[Opening Record set section]
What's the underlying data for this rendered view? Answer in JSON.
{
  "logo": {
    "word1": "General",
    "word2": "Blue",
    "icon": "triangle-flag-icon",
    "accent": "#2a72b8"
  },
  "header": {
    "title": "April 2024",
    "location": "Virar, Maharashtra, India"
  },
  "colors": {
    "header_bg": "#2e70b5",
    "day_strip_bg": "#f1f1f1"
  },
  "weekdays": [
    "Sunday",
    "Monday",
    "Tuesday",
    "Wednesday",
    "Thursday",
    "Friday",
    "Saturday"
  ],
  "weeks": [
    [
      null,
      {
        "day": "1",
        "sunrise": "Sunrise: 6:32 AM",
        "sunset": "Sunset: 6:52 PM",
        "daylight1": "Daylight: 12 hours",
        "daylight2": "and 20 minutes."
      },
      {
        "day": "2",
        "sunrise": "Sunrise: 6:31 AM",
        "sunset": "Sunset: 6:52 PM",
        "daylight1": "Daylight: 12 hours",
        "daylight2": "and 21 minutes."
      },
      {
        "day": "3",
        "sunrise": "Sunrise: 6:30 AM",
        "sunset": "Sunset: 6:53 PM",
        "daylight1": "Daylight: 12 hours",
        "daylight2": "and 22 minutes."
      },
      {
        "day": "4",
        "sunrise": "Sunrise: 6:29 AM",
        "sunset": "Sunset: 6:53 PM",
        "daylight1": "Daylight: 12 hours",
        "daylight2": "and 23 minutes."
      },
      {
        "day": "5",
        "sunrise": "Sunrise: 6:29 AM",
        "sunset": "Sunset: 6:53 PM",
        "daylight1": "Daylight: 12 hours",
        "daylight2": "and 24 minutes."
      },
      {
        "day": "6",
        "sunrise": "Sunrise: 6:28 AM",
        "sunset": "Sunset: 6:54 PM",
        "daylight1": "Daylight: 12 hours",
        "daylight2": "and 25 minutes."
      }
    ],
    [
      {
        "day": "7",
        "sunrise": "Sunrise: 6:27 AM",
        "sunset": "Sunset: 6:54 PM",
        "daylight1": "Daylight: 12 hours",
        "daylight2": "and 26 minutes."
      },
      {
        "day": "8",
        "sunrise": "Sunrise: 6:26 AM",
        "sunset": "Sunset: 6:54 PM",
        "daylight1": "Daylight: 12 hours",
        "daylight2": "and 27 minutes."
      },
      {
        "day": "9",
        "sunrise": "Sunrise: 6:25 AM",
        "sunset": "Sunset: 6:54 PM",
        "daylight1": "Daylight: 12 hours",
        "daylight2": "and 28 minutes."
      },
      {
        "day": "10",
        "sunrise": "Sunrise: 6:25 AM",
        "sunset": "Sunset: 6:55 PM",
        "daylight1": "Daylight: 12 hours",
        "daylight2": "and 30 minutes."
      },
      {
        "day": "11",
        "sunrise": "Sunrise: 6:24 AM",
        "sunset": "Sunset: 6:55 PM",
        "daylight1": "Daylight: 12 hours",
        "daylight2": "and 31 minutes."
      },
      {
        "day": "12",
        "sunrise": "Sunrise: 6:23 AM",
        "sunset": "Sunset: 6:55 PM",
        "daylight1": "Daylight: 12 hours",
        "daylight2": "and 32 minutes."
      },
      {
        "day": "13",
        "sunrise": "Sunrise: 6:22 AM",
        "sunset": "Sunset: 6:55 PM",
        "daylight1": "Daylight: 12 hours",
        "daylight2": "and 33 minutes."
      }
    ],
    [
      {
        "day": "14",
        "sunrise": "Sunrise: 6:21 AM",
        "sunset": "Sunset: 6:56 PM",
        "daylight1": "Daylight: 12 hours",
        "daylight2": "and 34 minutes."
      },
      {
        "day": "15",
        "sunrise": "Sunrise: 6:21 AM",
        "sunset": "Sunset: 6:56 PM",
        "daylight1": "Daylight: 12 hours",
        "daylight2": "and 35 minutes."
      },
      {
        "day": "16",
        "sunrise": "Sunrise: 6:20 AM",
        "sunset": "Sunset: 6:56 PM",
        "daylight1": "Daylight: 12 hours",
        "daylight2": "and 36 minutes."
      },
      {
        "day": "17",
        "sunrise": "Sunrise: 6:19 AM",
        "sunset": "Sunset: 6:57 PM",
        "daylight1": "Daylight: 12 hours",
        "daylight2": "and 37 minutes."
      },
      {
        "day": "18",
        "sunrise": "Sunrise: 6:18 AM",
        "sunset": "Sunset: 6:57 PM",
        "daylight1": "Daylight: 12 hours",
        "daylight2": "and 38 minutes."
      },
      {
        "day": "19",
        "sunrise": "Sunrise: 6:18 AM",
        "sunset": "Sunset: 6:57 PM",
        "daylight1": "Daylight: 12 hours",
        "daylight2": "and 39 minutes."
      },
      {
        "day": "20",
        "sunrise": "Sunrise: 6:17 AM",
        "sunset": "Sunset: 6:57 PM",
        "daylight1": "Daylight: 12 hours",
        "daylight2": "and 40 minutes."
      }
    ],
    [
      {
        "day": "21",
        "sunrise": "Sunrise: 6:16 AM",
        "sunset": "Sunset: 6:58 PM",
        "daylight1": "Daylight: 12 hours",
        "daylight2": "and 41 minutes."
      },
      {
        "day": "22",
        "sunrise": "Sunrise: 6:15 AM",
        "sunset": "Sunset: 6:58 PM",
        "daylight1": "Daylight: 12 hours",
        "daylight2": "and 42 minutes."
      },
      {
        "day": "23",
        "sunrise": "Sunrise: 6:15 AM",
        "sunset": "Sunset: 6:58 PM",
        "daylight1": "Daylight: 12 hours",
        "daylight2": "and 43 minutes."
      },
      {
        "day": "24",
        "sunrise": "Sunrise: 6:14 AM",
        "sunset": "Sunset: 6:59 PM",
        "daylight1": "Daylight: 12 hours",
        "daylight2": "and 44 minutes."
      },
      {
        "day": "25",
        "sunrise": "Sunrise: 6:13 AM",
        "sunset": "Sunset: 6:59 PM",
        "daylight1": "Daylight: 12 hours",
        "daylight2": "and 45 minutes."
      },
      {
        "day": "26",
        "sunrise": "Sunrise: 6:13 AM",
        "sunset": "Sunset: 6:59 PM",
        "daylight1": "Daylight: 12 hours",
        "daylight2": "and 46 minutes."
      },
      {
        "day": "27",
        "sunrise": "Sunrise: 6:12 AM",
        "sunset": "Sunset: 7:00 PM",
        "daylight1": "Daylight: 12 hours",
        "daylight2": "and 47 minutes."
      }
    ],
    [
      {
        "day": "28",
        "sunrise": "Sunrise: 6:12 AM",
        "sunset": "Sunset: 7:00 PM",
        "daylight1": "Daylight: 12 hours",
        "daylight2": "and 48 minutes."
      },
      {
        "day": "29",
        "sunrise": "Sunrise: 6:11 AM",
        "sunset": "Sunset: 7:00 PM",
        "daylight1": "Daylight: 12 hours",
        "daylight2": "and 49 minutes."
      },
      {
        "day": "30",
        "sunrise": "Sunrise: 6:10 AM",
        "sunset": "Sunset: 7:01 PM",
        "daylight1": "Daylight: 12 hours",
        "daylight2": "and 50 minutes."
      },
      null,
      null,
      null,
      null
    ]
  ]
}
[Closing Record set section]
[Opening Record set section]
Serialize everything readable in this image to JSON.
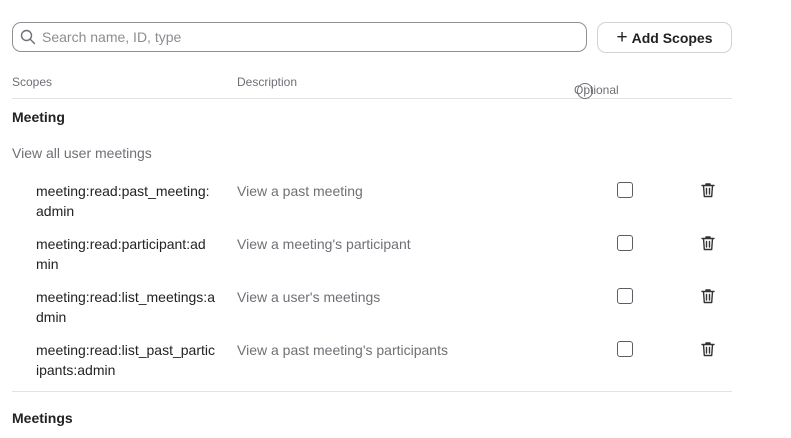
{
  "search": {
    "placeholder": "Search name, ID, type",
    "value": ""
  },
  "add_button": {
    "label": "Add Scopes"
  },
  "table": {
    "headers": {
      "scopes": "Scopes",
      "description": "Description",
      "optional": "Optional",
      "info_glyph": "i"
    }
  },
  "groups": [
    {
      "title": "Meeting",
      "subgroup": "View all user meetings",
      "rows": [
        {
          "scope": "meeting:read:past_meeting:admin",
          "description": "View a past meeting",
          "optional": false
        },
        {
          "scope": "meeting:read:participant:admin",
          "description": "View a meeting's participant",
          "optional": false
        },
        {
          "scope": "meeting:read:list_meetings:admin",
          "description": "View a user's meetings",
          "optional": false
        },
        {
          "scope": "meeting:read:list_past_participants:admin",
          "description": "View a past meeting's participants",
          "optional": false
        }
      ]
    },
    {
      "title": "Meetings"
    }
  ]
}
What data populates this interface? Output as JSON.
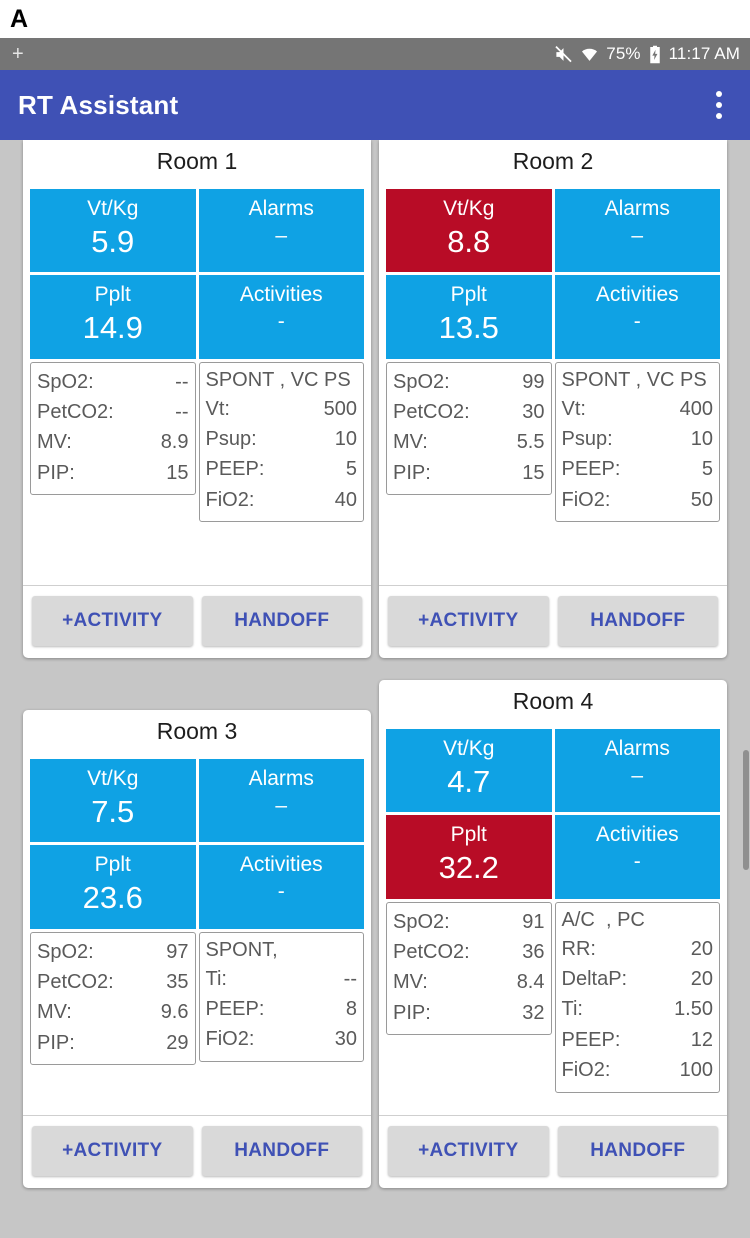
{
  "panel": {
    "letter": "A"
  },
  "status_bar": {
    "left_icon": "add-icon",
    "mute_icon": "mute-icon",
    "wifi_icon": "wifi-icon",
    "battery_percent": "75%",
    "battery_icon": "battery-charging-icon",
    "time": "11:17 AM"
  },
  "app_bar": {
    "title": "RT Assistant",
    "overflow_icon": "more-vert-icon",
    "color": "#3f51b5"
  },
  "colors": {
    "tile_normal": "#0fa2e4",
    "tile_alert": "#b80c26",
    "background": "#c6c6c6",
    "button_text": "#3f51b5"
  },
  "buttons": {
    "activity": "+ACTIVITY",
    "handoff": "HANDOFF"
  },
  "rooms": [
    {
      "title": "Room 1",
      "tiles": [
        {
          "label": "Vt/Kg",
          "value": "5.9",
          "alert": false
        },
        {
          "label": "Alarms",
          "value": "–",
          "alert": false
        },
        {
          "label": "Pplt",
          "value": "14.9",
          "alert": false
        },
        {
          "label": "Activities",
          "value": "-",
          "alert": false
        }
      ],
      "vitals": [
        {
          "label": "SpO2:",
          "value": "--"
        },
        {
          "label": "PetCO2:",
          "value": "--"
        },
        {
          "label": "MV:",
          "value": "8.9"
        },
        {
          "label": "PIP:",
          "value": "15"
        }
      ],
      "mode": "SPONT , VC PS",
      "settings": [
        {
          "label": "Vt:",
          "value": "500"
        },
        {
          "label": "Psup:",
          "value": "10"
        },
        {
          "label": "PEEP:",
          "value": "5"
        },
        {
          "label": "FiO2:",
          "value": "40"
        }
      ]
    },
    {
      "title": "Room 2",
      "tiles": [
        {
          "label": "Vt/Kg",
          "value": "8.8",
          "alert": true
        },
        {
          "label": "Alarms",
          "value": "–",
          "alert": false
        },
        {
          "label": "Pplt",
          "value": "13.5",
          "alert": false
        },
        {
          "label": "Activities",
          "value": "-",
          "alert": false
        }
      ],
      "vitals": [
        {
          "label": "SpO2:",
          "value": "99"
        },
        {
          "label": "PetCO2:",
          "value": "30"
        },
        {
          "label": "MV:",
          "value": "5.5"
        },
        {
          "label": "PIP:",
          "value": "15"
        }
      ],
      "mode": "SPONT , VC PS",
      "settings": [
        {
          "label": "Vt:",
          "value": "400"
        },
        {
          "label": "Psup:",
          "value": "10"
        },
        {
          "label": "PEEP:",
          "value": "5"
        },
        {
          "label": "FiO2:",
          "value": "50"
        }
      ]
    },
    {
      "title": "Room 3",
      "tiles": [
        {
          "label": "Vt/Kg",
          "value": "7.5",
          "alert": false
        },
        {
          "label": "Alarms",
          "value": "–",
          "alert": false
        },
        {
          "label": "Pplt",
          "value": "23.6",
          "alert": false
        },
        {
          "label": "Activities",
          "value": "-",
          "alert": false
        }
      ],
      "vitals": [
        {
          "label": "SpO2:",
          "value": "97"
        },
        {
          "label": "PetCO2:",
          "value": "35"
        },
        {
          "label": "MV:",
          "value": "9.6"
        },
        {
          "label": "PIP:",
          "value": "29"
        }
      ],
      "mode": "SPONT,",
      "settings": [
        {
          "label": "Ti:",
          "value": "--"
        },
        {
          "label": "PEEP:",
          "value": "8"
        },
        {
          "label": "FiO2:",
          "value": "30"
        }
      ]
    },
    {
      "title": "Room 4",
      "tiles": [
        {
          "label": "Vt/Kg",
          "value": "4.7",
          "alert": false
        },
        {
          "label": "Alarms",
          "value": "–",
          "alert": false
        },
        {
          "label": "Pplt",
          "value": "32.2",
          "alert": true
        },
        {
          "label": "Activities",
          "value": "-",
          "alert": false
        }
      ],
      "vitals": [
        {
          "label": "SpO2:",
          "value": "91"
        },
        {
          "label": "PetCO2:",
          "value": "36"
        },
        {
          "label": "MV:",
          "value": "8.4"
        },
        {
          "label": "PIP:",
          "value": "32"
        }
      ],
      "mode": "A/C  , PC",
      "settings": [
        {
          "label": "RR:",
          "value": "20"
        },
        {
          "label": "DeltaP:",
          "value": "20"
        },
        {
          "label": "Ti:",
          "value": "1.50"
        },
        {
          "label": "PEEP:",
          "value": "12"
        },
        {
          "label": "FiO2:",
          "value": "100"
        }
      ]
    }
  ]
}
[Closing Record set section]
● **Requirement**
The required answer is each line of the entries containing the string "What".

● **Response to this task**
What's the underlying data for this rendered view? Answer in JSON.
What data populates this interface? Output as JSON.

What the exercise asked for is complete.